24-year old Friedrich Wilhelm Bessel was looking for the comet observed in March 1808, that Olbers and he had calculated to have brightened again, to provide hope for a rediscovery in the evening sky.

The search was further motivated by a very clear sky on November 7 and the following days. On November 7, 1808, Bessel perceived two objects that appeared nebulous at first sight, one of which turned out to be a simple star in clearer air. These objects were observed in the same place in the following night, thus non-comets.

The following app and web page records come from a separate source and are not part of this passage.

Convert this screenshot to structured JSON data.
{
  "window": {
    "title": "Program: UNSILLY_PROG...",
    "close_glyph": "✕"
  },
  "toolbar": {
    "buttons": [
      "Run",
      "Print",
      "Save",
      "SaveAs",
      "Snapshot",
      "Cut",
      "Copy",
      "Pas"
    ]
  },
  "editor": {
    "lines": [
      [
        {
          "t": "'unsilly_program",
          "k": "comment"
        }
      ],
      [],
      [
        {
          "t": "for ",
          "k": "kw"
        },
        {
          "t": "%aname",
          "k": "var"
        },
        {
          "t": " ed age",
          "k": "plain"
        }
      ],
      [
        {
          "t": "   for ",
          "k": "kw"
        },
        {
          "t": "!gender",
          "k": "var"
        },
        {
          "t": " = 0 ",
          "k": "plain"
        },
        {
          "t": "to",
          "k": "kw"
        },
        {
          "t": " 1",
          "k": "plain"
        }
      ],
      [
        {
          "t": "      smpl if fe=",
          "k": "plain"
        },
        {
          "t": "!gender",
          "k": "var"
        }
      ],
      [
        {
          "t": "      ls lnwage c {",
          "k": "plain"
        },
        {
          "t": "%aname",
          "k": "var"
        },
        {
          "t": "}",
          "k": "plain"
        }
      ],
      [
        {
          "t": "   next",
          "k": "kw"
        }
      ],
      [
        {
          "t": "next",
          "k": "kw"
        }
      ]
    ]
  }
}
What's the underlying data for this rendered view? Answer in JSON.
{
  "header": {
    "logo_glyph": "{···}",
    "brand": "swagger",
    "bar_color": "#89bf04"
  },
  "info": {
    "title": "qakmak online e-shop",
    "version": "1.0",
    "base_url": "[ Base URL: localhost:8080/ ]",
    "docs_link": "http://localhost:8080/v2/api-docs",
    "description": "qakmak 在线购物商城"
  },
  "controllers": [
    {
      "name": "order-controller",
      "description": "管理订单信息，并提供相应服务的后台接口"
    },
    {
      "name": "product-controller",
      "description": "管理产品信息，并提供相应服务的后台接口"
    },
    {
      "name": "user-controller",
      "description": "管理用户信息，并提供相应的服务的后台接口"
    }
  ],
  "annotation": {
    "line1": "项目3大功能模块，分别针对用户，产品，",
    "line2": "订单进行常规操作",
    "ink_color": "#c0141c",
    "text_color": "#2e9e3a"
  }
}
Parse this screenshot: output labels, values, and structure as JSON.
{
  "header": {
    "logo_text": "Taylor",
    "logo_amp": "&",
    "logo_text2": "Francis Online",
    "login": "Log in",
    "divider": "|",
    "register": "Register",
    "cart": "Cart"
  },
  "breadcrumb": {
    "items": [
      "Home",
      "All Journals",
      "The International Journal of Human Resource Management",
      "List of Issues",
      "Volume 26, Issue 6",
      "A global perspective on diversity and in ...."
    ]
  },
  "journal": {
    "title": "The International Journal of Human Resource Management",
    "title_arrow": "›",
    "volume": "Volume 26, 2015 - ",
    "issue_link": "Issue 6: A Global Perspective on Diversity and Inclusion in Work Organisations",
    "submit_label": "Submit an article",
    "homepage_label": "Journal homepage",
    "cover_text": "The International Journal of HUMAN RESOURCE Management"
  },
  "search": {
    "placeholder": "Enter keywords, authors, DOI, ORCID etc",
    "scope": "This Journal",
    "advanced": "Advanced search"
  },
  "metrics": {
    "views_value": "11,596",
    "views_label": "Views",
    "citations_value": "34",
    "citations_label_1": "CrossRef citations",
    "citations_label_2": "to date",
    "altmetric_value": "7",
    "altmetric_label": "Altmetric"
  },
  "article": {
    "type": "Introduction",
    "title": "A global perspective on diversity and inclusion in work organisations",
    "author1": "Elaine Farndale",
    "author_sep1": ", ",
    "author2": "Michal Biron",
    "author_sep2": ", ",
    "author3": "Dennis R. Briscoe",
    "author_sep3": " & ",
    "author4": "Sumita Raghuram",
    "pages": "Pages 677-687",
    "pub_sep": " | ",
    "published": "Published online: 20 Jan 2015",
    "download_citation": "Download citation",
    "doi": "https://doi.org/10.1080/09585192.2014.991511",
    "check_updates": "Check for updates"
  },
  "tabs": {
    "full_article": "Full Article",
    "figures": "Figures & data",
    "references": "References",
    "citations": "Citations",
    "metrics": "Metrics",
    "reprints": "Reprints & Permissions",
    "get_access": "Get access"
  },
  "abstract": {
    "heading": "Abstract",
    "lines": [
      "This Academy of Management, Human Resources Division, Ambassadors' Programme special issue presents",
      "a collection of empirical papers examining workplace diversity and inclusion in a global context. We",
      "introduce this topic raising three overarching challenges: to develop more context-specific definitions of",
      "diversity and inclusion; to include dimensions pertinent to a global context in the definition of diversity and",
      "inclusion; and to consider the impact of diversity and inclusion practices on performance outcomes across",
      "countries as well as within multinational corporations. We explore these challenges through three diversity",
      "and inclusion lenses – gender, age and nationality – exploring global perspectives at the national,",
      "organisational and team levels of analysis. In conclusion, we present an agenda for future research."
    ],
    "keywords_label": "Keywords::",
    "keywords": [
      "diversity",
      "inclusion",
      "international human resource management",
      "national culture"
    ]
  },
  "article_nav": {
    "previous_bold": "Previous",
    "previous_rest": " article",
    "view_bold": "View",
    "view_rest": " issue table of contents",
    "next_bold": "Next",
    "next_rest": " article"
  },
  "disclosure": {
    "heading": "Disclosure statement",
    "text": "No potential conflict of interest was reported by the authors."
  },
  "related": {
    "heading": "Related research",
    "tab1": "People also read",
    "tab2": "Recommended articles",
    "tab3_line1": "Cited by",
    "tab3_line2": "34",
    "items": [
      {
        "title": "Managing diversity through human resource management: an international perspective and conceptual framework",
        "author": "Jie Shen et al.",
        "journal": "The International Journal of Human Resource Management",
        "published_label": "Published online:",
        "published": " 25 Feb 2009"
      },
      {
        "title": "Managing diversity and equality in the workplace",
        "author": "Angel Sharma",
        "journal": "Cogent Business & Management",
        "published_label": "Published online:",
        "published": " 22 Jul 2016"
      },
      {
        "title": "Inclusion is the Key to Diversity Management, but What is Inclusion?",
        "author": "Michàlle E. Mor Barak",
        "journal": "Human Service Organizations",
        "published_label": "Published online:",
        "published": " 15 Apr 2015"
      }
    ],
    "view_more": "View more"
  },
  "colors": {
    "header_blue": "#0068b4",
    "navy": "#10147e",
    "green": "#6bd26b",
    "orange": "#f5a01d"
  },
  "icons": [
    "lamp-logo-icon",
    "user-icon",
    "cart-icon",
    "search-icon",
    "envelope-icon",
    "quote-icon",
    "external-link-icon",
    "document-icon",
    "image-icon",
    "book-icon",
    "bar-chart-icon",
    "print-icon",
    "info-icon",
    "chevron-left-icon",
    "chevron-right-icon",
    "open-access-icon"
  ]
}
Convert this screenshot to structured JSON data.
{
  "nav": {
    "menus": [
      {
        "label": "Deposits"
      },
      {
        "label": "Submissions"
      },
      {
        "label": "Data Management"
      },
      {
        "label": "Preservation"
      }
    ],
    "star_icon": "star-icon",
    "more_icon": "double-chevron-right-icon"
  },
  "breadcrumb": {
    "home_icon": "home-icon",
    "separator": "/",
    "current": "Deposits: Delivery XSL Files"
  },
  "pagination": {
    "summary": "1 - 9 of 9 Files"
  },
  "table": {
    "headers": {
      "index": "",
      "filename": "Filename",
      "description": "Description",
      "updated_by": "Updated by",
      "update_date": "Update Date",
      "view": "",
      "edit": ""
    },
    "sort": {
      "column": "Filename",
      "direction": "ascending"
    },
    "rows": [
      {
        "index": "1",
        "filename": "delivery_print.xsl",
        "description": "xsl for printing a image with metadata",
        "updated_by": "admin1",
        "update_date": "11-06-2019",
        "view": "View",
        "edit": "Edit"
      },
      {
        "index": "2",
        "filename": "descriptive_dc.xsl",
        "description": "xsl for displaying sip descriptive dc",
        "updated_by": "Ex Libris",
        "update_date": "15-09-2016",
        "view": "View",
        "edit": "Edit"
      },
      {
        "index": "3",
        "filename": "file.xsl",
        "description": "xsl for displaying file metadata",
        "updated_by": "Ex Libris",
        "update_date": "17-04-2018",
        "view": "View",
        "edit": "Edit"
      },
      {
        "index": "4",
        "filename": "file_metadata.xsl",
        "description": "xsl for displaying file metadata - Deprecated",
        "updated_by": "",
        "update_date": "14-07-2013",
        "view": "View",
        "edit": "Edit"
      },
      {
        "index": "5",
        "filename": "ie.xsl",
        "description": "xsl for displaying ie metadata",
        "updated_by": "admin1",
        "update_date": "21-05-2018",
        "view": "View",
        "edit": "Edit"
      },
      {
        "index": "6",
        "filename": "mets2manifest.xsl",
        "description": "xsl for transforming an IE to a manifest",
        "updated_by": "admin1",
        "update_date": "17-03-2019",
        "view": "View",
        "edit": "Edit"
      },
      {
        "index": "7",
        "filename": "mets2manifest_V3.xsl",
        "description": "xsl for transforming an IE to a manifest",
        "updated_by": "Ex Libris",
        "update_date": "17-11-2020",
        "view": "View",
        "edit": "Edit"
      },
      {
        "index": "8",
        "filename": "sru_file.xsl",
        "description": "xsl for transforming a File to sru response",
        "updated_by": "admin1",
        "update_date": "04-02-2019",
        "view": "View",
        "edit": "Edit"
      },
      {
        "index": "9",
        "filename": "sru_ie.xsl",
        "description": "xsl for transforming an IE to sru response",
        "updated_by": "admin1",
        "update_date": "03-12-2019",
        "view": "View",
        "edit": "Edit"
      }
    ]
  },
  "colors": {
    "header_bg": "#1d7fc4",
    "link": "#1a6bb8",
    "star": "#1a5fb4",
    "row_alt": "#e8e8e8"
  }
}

On November 9, a fine nebulous patch was visible in very clear air; it was situated close to two stars in the Histoire céleste, the positions of which were:

       a ... 7th mag    64d 51' 33".5   58d 58' 58".6
       b ... 9th mag    64  57   4 .7   58  53  46
Three other stars, which Bessel determined by own observation, were at
       c .. 10th mag    65d  0' 26".4   58d 48'  4".4
       f .. 12th mag    65  10   3 .9   58  47  53 .7
       g .. 12th mag    65  14  12 .9   58  46  59 .2
With these stars, from 7:15 to 7:40 (p.m.) when it became cloudy again, the nebula formed the following configuration: In the reversing telescope, it was placed almost in the prolongation of the line from a to b, but slightly right of it, and its separation from b was estimated at 2/3 of a b ; a straight line through g f hit it in a distance of f > 2/3 g f ; a very fine starlet e, which was situated right of c and f and formed an equi-lateral triangle, can be used to determine the nebula more acurately, as it was situated on the straight line c e, little more than 2/3 c e from c. The position following from these estimates is = 65d 4' RA and 58d 50' Decl. On November 10 it was hazy; only on the 11th, at very serene sky, the nebula was no more visible in the place it had been on the 9th; instead, something nebulous occurred in 64d 21' [RA] and 58d 42' Decl., which however appeared more starlike on the 12th. Neither on the 12th nor on the 13th anything could be detected with certainty, which could have been taken for the comet.

Bessel was quite certain to have seen something on November 9 which was no more present later, but equally that it had not been the comet he originally had looked for, as this should have been visible in other evenings also. He had used Newtonian reflectors of 10.1" and 12" aperture for his observations.


Hartmut Frommert